Assignment. Search the entries for the word "Largest" and pull out each line that has it.

━━━━

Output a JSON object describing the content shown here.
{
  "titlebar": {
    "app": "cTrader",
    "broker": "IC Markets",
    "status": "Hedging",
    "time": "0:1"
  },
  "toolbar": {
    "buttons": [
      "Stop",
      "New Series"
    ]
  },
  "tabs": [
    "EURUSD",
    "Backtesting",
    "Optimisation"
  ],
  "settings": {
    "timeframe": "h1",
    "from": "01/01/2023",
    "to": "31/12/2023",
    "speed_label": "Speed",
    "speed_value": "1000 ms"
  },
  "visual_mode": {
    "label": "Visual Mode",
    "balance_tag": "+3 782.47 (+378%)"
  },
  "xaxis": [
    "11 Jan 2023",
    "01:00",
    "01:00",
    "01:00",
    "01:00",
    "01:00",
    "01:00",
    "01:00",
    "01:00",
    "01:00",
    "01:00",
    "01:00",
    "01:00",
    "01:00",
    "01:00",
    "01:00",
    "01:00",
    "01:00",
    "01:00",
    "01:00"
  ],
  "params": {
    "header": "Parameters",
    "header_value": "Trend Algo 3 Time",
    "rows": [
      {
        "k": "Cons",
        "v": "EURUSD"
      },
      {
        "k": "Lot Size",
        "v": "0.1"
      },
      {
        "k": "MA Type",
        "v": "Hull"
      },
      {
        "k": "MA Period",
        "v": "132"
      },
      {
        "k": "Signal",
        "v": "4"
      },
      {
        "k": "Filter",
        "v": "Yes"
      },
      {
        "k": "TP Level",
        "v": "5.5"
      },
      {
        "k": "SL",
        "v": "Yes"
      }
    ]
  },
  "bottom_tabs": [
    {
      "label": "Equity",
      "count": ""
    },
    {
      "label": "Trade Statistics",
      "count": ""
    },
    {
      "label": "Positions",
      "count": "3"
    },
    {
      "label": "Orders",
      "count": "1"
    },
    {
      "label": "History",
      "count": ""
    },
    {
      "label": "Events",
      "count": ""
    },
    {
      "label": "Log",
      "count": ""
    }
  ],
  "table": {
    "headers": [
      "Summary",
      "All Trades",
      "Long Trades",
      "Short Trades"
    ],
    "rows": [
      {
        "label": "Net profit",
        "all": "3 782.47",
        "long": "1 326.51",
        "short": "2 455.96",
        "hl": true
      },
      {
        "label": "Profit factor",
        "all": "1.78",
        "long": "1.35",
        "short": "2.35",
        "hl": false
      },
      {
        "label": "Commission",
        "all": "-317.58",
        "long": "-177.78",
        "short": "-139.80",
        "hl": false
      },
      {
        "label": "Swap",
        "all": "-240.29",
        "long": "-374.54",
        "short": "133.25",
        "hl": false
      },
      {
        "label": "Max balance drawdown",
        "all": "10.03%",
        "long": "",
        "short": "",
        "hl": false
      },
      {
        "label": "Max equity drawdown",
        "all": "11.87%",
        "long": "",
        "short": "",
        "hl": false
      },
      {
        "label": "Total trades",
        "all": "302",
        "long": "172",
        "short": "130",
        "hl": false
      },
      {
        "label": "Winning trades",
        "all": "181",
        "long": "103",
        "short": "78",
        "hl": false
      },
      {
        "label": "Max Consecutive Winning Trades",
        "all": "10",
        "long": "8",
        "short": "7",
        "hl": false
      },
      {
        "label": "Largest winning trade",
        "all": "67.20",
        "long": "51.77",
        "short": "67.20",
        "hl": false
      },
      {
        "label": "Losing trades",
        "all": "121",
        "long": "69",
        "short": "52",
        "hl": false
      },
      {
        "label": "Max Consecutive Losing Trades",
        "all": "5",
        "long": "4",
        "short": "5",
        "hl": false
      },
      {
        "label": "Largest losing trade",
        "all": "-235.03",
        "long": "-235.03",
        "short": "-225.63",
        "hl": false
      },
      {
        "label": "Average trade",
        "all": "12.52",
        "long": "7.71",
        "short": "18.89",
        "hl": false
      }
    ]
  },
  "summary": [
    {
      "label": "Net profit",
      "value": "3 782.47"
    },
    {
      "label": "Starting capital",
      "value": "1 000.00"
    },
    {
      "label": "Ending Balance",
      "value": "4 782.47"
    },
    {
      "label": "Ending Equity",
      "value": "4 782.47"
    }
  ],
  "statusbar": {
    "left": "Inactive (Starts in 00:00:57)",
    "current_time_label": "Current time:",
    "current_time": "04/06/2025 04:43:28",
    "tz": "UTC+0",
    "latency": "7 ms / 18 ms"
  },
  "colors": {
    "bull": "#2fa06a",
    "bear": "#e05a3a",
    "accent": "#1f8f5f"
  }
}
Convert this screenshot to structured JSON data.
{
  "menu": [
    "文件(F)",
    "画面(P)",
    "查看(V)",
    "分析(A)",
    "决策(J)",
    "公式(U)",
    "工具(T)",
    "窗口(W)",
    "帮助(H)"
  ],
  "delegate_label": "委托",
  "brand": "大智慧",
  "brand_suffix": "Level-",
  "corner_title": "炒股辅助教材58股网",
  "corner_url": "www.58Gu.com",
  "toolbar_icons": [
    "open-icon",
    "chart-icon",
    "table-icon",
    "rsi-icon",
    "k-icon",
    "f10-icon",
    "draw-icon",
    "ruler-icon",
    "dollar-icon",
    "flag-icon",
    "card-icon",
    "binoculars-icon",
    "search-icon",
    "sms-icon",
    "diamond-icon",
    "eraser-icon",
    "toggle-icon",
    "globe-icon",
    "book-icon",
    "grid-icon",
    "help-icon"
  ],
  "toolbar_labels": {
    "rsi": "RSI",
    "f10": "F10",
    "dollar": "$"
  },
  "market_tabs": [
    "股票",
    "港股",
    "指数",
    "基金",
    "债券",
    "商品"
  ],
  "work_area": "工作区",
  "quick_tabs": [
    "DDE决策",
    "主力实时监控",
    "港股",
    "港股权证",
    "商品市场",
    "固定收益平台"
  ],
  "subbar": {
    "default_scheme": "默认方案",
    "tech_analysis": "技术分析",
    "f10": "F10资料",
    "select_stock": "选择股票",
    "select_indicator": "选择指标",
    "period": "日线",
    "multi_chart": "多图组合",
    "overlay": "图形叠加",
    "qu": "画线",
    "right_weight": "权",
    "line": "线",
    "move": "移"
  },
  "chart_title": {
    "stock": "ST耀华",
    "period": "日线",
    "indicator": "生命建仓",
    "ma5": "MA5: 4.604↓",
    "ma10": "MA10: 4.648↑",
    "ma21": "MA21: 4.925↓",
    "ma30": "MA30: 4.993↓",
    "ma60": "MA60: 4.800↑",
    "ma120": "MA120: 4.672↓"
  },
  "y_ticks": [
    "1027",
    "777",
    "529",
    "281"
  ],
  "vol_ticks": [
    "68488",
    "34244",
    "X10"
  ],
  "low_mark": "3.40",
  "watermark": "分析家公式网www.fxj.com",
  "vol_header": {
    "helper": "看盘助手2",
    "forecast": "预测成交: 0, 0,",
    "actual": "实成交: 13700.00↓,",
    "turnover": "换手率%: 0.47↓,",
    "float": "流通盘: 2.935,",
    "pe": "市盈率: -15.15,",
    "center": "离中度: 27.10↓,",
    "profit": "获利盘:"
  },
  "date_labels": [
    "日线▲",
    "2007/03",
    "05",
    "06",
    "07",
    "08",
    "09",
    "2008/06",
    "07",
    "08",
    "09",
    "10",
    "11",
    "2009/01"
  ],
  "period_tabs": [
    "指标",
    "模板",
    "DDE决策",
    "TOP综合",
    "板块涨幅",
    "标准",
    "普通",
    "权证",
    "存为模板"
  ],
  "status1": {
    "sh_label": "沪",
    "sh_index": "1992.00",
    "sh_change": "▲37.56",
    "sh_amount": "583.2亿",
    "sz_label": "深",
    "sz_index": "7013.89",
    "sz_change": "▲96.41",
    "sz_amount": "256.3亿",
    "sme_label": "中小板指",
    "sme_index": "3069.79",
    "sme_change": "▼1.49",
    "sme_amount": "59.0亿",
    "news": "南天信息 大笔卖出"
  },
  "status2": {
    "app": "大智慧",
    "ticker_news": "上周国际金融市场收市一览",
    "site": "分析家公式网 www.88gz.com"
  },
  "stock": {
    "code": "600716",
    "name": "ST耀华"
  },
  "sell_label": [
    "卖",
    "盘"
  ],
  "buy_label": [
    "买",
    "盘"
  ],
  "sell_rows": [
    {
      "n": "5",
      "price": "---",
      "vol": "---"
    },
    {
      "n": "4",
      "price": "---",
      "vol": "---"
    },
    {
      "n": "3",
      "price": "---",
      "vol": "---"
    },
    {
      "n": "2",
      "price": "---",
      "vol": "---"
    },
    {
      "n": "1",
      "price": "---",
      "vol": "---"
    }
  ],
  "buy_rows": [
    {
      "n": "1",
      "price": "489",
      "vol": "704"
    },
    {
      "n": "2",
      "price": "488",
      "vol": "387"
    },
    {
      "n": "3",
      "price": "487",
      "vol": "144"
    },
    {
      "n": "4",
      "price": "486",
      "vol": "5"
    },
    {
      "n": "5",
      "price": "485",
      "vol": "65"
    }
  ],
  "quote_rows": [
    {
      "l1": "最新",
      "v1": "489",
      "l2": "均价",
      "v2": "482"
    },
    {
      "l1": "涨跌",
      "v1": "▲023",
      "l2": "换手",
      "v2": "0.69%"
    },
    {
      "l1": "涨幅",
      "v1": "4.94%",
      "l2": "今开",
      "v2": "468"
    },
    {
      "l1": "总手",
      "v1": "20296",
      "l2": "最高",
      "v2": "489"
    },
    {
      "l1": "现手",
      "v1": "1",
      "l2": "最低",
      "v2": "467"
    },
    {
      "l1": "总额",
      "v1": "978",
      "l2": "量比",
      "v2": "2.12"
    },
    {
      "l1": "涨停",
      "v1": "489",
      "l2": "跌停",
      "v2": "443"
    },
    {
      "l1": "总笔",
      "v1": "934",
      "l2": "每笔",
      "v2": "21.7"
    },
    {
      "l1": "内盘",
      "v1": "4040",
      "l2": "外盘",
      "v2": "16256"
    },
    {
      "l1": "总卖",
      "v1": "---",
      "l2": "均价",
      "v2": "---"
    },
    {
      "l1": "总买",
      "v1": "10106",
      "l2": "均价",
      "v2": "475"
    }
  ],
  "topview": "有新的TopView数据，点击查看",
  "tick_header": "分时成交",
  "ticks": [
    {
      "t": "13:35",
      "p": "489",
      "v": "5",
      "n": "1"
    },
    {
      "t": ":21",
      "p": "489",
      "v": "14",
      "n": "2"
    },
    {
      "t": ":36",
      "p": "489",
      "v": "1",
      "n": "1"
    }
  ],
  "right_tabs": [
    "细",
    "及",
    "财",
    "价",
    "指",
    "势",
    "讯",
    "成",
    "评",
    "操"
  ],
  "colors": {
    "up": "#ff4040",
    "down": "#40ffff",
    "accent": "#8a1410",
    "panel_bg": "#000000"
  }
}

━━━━

Problem solution.
        "label": "Largest winning trade",
        "label": "Largest losing trade",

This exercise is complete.